- Mroz P, Tegos GP, Gali H, Wharton T, Sarna T, Hamblin MR: Photodynamic therapy with fullerenes. Photochem Photobiol Sci 2007, 6: 1139–1149. 10.1039/b711141jView Article
- Zogovic NS, Nikolic NS, Vranjes-Djuric SD, Harhaji LM, Vucicevic LM, Janjetovic KD, Misirkic MS, Todorovic-Markovic BM, Markovic ZM, Milonjic SK, Trajkovic VS: Opposite effects of nanocrystalline fullerene (C(60)) on tumour cell growth in vitro and in vivo and a possible role of immunosupression in the cancer-promoting activity of C(60). Biomaterials 2009, 30: 6940–6946. 10.1016/j.biomaterials.2009.09.007View Article

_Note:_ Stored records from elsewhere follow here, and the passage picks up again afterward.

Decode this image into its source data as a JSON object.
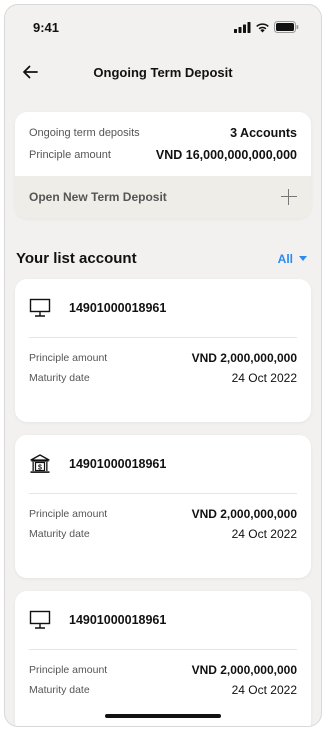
{
  "status_bar": {
    "time": "9:41"
  },
  "nav": {
    "title": "Ongoing Term Deposit"
  },
  "summary": {
    "deposits_label": "Ongoing term deposits",
    "deposits_value": "3 Accounts",
    "principle_label": "Principle amount",
    "principle_value": "VND 16,000,000,000,000",
    "open_label": "Open New Term Deposit"
  },
  "list": {
    "title": "Your list account",
    "filter": "All",
    "accounts": [
      {
        "icon": "computer-icon",
        "number": "14901000018961",
        "principle_label": "Principle amount",
        "principle_value": "VND 2,000,000,000",
        "maturity_label": "Maturity date",
        "maturity_value": "24 Oct 2022"
      },
      {
        "icon": "bank-icon",
        "number": "14901000018961",
        "principle_label": "Principle amount",
        "principle_value": "VND 2,000,000,000",
        "maturity_label": "Maturity date",
        "maturity_value": "24 Oct 2022"
      },
      {
        "icon": "computer-icon",
        "number": "14901000018961",
        "principle_label": "Principle amount",
        "principle_value": "VND 2,000,000,000",
        "maturity_label": "Maturity date",
        "maturity_value": "24 Oct 2022"
      }
    ]
  },
  "colors": {
    "accent": "#2b8bf0",
    "background": "#f2f1ef",
    "card": "#ffffff"
  }
}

- Ziche M, Morbidelli L, Masini E, Amerini S, Granger HJ, Maggi CA, Geppetti P, Ledda F: Nitric oxide mediates angiogenesis in vivo and endothelial cell growth and migration in vitro promoted by substance P. J Clin Invest 1994, 94: 2036–2044. 10.1172/JCI117557View Article

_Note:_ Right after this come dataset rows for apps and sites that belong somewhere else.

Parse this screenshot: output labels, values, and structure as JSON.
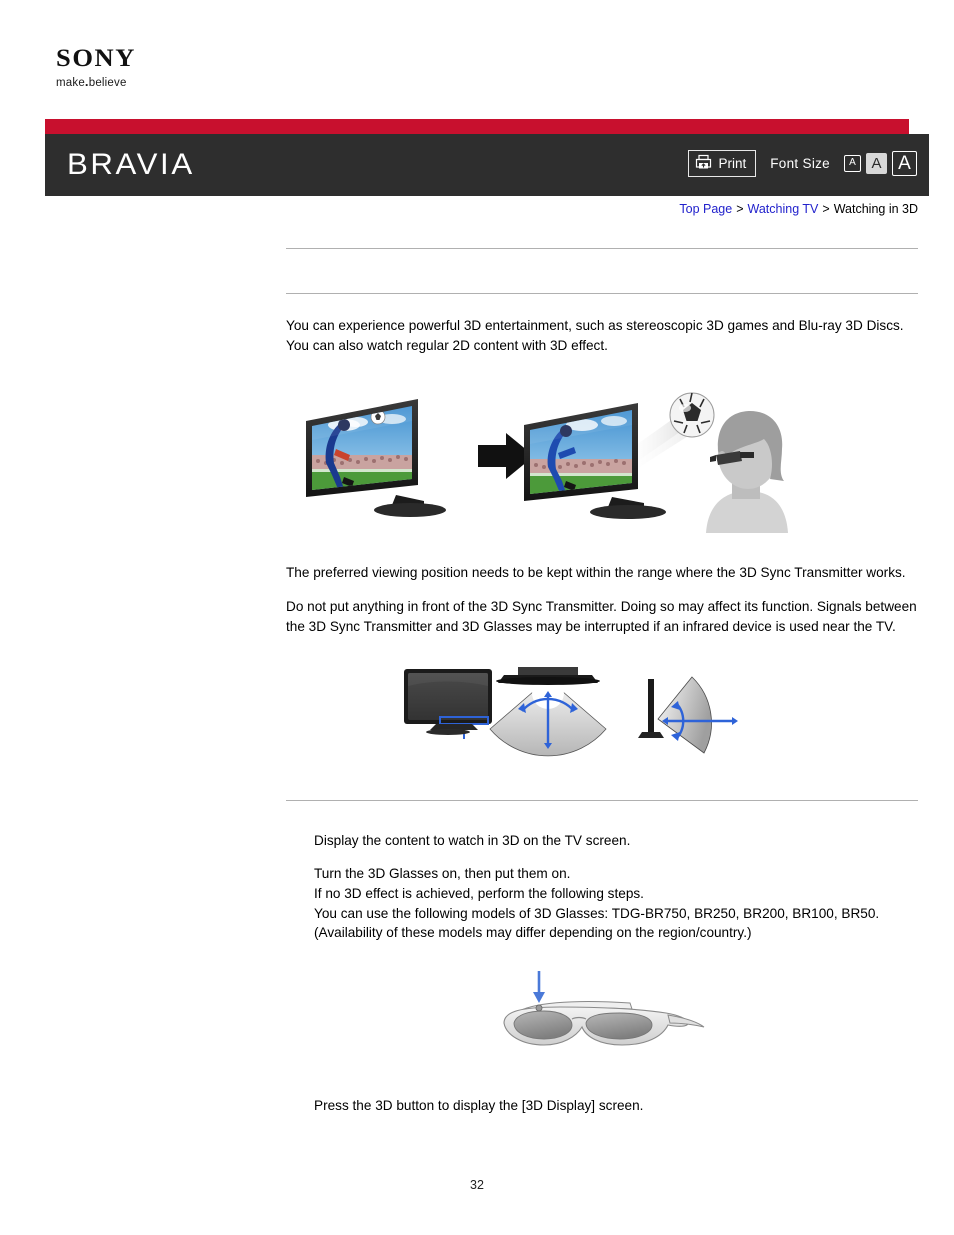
{
  "brand": {
    "logo_word": "SONY",
    "tagline_pre": "make",
    "tagline_dot": ".",
    "tagline_post": "believe",
    "product": "BRAVIA",
    "red": "#c8102e",
    "header_bg": "#2e2e2e"
  },
  "header": {
    "print_label": "Print",
    "print_icon": "printer-icon",
    "font_size_label": "Font Size",
    "font_size_options": [
      {
        "label": "A",
        "size": "small",
        "selected": false
      },
      {
        "label": "A",
        "size": "medium",
        "selected": true
      },
      {
        "label": "A",
        "size": "large",
        "selected": false
      }
    ]
  },
  "breadcrumb": {
    "items": [
      {
        "label": "Top Page",
        "link": true
      },
      {
        "label": "Watching TV",
        "link": true
      },
      {
        "label": "Watching in 3D",
        "link": false
      }
    ],
    "separator": ">"
  },
  "main": {
    "heading": "",
    "subheading": "",
    "intro": "You can experience powerful 3D entertainment, such as stereoscopic 3D games and Blu-ray 3D Discs. You can also watch regular 2D content with 3D effect.",
    "figure1": {
      "name": "2d-to-3d-illustration",
      "left_caption": "television showing soccer player",
      "arrow": "right-arrow-icon",
      "right_caption": "soccer ball coming out of television toward viewer wearing 3D glasses"
    },
    "note1": "The preferred viewing position needs to be kept within the range where the 3D Sync Transmitter works.",
    "note2": "Do not put anything in front of the 3D Sync Transmitter. Doing so may affect its function. Signals between the 3D Sync Transmitter and 3D Glasses may be interrupted if an infrared device is used near the TV.",
    "figure2": {
      "name": "sync-transmitter-range-illustration",
      "panel1_caption": "TV front view with 3D Sync Transmitter highlighted",
      "panel2_caption": "top view of transmitter coverage angle",
      "panel3_caption": "side view of transmitter coverage angle"
    },
    "steps": [
      "Display the content to watch in 3D on the TV screen.",
      "Turn the 3D Glasses on, then put them on.\nIf no 3D effect is achieved, perform the following steps.\nYou can use the following models of 3D Glasses: TDG-BR750, BR250, BR200, BR100, BR50. (Availability of these models may differ depending on the region/country.)"
    ],
    "figure3": {
      "name": "3d-glasses-power-button-illustration",
      "caption": "3D glasses with arrow pointing to power button"
    },
    "final_step": "Press the 3D button to display the [3D Display] screen."
  },
  "footer": {
    "page_number": "32"
  }
}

- Maulik N: Reactive oxygen species drives myocardial angiogenesis? Antioxid Redox Signal 2006, 8: 2161–2168. 10.1089/ars.2006.8.2161View Article
- Harhaji L, Isakovic A, Raicevic N, Markovic Z, Todorovic-Markovic B, Nikolic N, Vranjes-Djuric S, Markovic I, Trajkovic V: Multiple mechanisms underlying the anticancer action of nanocrystalline fullerene. Eur J Pharmacol 2007, 568: 89–98. 10.1016/j.ejphar.2007.04.041View Article

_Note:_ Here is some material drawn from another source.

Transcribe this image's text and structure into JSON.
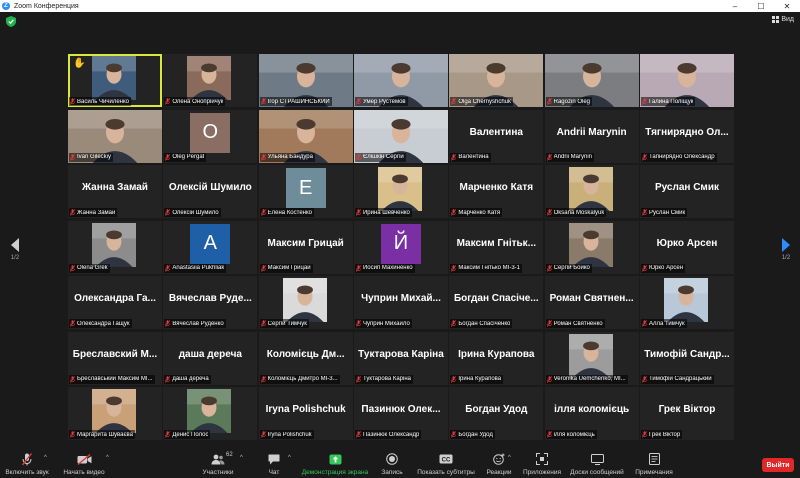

- Sayes CM, Gobin AM, Ausman KD, Mendez J, West JL, Colvin VL: Nano-C60 cytotoxicity is due to lipid peroxidation. Biomaterials 2005, 26: 7587–7595. 10.1016/j.biomaterials.2005.05.027View Article
- Ostendorf T, Van Roeyen C, Westenfeld R, Gawlik A, Kitahara M, De Heer E, Kerjaschki D, Floege J, Ketteler M: Inducible nitric oxide synthase-derived nitric oxide promotes glomerular angiogenesis via upregulation of vascular endothelial growth factor receptors. J Am Soc Nephrol 2004, 15: 2307–2319. 10.1097/01.ASN.0000136425.75041.9CView Article
- Monti D, Moretti L, Salvioli S, Straface E, Malorni W, Pellicciari R, Schettini G, Bisaglia M, Pincelli C, Fumelli C, Bonafè M, Franceschi C: C60 carboxyfullerene exerts a protective activity against oxidative stress-induced apoptosis in human peripheral blood mononuclear cells. Biochem Biophys Res Commun 2000, 277: 711–717. 10.1006/bbrc.2000.3715View Article
- Isakovic A, Markovic Z, Todorovic-Markovic B, Nikolic N, Vranjes-Djuric S, Mirkovic M, Dramicanin M, Harhaji L, Raicevic N, Nikolic Z, Trajkovic V: Distinct cytotoxic mechanism of pristine versus hydroxylated fullerene. Toxicol Sci 2006, 91: 173–183. 10.1093/toxsci/kfj127View Article
- Meng H, Xing G, Sun B, Zhao F, Lei H, Li W, Song Y, Chen Z, Yuan H, Wang X, Long J, Chen C, Liang X, Zhang N, Chai Z, Zhao Y: Potent angiogenesis inhibition by the particulate form of fullerene derivatives. ACS Nano 2010, 4: 2773–2783. 10.1021/nn100448zView Article
This article is published under license to BioMed Central Ltd. This is an Open Access article distributed under the terms of the Creative Commons Attribution License (http://creativecommons.org/licenses/by/2.0), which permits unrestricted use, distribution, and reproduction in any medium, provided the original work is properly cited.